INPUT MATERIAL section start

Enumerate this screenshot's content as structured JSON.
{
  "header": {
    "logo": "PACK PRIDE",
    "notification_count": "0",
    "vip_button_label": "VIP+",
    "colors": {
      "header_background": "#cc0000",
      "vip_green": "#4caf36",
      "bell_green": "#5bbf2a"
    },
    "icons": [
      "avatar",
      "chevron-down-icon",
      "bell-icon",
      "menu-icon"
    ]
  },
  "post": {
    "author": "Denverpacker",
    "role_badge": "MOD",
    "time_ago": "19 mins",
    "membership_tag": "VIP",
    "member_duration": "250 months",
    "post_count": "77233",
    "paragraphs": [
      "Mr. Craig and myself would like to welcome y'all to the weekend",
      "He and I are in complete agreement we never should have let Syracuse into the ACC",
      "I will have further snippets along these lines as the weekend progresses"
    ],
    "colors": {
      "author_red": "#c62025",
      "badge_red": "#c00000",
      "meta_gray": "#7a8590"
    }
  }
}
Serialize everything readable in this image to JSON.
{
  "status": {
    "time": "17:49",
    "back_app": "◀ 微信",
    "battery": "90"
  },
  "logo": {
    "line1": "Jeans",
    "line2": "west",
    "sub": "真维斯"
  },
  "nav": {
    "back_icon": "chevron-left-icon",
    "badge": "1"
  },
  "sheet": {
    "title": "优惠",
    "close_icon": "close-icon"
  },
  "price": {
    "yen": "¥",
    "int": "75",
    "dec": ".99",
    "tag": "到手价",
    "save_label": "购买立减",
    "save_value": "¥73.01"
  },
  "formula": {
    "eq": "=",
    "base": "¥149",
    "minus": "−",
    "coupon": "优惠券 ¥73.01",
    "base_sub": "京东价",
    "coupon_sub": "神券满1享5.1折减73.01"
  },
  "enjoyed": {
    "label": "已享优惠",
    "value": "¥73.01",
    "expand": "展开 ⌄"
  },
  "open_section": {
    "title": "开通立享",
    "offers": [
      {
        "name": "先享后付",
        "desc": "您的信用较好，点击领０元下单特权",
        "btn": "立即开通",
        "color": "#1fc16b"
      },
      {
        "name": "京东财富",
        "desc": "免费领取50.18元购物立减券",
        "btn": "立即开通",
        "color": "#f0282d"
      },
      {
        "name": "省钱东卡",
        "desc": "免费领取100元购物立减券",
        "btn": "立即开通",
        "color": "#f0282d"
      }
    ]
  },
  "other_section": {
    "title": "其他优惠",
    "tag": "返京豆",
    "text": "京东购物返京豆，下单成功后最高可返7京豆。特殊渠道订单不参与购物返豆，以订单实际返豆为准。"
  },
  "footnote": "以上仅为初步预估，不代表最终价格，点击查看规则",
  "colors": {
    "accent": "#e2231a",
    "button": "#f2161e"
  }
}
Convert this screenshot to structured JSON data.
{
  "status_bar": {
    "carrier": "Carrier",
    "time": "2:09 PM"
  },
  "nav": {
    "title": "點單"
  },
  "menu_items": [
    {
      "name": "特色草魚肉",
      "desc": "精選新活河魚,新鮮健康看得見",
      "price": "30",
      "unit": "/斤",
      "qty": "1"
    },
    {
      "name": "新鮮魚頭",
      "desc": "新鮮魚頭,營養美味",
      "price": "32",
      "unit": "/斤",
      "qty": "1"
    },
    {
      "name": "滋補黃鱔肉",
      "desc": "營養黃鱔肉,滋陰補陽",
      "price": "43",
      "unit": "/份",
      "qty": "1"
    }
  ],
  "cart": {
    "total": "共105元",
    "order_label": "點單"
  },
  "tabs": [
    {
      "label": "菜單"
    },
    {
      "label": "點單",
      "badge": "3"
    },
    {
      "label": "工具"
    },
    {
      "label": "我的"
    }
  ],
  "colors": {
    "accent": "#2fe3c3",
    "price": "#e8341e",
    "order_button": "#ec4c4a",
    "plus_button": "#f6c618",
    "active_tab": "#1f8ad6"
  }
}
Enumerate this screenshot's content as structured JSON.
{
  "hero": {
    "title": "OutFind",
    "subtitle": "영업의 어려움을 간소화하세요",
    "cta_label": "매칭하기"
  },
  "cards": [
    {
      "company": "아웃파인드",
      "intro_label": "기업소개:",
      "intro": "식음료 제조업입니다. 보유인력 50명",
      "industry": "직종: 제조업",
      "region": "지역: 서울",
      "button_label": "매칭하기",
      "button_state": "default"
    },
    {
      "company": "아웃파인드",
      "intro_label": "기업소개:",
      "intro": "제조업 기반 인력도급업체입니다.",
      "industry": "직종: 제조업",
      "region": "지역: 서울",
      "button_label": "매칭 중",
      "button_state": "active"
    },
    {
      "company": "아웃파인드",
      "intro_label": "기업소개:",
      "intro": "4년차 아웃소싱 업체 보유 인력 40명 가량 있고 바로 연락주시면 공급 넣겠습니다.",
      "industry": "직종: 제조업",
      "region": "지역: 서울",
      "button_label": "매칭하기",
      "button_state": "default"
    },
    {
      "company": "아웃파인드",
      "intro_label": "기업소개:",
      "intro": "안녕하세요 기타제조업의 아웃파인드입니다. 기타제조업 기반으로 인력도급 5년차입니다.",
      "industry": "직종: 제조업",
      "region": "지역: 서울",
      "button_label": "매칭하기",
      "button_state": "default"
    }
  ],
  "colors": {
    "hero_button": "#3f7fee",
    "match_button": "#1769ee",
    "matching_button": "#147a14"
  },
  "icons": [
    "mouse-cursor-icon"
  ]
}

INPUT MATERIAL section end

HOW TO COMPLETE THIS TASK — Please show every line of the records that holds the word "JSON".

EXERCISE OUTPUT —
Enumerate this screenshot's content as structured JSON.
Serialize everything readable in this image to JSON.
Convert this screenshot to structured JSON data.
Enumerate this screenshot's content as structured JSON.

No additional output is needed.